= What you are asked to do =
Every entry must appear in the answer exactly as it does here.

# # # # # # #

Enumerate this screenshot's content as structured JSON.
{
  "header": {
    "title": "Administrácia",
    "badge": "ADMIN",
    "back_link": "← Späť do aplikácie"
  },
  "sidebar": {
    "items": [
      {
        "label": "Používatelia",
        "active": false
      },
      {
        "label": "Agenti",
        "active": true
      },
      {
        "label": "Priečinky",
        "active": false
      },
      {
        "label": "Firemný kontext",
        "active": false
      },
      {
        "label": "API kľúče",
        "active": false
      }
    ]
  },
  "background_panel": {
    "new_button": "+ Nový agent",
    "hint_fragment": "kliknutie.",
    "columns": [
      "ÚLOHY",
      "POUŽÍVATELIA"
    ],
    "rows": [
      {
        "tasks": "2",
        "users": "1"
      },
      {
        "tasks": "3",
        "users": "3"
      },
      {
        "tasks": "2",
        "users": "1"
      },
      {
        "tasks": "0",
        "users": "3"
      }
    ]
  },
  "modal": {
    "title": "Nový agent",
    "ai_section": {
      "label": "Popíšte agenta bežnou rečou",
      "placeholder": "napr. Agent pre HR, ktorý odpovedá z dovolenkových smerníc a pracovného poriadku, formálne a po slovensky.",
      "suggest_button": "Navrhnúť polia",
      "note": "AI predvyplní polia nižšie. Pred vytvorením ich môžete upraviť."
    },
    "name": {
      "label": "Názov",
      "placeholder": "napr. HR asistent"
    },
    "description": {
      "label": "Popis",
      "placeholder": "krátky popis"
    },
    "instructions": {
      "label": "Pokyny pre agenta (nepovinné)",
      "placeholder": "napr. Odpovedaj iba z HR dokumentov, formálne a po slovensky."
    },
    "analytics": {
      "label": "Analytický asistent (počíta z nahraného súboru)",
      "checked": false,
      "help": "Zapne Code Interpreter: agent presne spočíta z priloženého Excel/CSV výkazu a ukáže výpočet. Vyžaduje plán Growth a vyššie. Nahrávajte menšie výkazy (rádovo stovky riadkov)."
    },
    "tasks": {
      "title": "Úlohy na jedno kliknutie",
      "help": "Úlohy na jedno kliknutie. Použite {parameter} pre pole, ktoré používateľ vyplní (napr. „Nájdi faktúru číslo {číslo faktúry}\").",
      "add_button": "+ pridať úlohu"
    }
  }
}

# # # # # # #

= Output of the task =
Enumerate this screenshot's content as structured JSON.
{
  "header": {
    "title": "Administrácia",
    "badge": "ADMIN",
    "back_link": "← Späť do aplikácie"
  },
  "sidebar": {
    "items": [
      {
        "label": "Používatelia",
        "active": false
      },
      {
        "label": "Agenti",
        "active": true
      },
      {
        "label": "Priečinky",
        "active": false
      },
      {
        "label": "Firemný kontext",
        "active": false
      },
      {
        "label": "API kľúče",
        "active": false
      }
    ]
  },
  "background_panel": {
    "new_button": "+ Nový agent",
    "hint_fragment": "kliknutie.",
    "columns": [
      "ÚLOHY",
      "POUŽÍVATELIA"
    ],
    "rows": [
      {
        "tasks": "2",
        "users": "1"
      },
      {
        "tasks": "3",
        "users": "3"
      },
      {
        "tasks": "2",
        "users": "1"
      },
      {
        "tasks": "0",
        "users": "3"
      }
    ]
  },
  "modal": {
    "title": "Nový agent",
    "ai_section": {
      "label": "Popíšte agenta bežnou rečou",
      "placeholder": "napr. Agent pre HR, ktorý odpovedá z dovolenkových smerníc a pracovného poriadku, formálne a po slovensky.",
      "suggest_button": "Navrhnúť polia",
      "note": "AI predvyplní polia nižšie. Pred vytvorením ich môžete upraviť."
    },
    "name": {
      "label": "Názov",
      "placeholder": "napr. HR asistent"
    },
    "description": {
      "label": "Popis",
      "placeholder": "krátky popis"
    },
    "instructions": {
      "label": "Pokyny pre agenta (nepovinné)",
      "placeholder": "napr. Odpovedaj iba z HR dokumentov, formálne a po slovensky."
    },
    "analytics": {
      "label": "Analytický asistent (počíta z nahraného súboru)",
      "checked": false,
      "help": "Zapne Code Interpreter: agent presne spočíta z priloženého Excel/CSV výkazu a ukáže výpočet. Vyžaduje plán Growth a vyššie. Nahrávajte menšie výkazy (rádovo stovky riadkov)."
    },
    "tasks": {
      "title": "Úlohy na jedno kliknutie",
      "help": "Úlohy na jedno kliknutie. Použite {parameter} pre pole, ktoré používateľ vyplní (napr. „Nájdi faktúru číslo {číslo faktúry}\").",
      "add_button": "+ pridať úlohu"
    }
  }
}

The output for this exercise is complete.